NAHB established the National Housing Hall of Fame in 1976 to recognize those individuals whose spirit, ingenuity and determination have changed the face of housing for the better, making America one of the best-housed nations in the world. Being named to the National Housing Hall of Fame is the highest individual honor bestowed by the housing industry.
The first National Housing Hall of Fame induction ceremony was held in May 1977. Since then, more than 200 individuals have been elected.
Many National Housing Hall of Fame honorees are directly involved in housing as builders and developers; however, the list of honorees also includes land and community planners, educators, architects, members of the media, financiers, attorneys, marketing experts, trade association professionals, researchers, building product suppliers and manufacturers, government administrators and elected officials.
The 2011 Hall of Fame induction ceremony was sponsored by:
Inductees to the National Housing Hall of Fame are selected by the National Housing Center Board of Governors. Nominations may be submitted by an NAHB member or NAHB-affiliated local home builders association. Candidates are selected from the following categories of service to the housing industry:
The National Housing Hall of Fame serves as a repository of historical information on its honorees and their contributions to housing. Information and a display commemorating the honorees is located in the atrium of the National Housing Center in Washington, D.C.
As an archive chronicling for the nation the remarkable achievements of the honorees and the changes they have helped bring about, the National Housing Hall of Fame assures the continuity essential to an understanding of the forces that have shaped--and will continue to shape in the future--the character of the housing industry. By preserving the memory of individual accomplishment, the National Housing Hall of Fame preserves the spirit that will help the industry continue in its admirable tradition confronting and surmounting the challenges of housing America.
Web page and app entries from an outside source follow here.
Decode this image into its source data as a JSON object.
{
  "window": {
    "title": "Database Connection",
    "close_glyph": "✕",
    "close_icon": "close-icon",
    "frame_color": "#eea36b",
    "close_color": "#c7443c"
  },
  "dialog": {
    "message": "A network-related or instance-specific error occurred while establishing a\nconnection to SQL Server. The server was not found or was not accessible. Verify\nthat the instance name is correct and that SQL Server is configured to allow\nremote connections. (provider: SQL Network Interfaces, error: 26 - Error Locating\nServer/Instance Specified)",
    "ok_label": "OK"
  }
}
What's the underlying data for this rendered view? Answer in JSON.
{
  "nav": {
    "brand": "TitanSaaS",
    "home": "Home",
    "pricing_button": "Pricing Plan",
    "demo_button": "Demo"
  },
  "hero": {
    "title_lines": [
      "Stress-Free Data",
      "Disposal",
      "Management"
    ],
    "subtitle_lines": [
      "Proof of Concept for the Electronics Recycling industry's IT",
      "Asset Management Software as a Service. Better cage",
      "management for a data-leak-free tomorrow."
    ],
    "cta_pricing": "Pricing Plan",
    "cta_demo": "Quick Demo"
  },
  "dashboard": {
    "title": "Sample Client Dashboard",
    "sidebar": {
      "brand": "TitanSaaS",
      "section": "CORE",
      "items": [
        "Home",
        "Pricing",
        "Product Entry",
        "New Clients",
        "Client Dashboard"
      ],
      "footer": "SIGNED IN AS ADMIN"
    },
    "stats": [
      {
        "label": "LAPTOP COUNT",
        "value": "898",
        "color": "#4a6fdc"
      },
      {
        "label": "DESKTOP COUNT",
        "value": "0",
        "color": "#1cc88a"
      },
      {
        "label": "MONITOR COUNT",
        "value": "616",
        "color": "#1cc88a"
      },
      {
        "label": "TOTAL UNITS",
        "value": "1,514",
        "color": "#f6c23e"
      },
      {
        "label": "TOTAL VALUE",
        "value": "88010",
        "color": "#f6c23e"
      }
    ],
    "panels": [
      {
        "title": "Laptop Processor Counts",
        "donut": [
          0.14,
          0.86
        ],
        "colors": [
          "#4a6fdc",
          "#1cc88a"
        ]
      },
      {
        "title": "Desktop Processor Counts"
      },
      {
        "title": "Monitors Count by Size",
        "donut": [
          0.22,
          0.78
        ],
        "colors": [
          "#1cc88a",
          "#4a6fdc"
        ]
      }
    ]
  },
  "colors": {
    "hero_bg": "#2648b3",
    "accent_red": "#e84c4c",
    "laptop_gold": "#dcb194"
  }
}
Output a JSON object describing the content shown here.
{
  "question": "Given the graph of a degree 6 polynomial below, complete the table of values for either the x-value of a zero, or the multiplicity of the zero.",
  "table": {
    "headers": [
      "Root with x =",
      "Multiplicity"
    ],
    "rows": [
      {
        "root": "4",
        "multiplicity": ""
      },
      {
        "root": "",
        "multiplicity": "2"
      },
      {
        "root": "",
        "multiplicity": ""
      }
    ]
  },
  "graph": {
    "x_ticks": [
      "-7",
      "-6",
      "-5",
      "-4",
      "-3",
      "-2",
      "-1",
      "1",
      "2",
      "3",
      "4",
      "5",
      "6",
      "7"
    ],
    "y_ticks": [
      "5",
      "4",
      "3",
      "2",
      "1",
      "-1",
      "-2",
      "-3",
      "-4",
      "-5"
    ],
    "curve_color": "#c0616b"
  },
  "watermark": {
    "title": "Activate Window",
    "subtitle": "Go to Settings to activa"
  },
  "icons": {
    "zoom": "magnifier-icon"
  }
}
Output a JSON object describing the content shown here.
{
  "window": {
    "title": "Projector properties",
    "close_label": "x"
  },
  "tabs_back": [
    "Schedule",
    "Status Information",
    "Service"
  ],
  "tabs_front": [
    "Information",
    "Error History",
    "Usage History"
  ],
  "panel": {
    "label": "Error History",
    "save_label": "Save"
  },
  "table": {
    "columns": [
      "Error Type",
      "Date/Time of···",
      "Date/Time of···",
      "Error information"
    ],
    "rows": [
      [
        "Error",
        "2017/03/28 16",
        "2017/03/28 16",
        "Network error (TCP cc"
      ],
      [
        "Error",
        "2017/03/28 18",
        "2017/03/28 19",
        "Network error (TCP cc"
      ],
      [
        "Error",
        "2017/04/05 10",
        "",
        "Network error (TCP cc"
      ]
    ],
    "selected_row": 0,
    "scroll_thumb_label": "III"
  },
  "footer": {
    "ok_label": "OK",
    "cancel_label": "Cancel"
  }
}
This history will continue to be told as long as the nation's housing industry labors to preserve and enhance housing opportunities for an ever-widening segment of our population.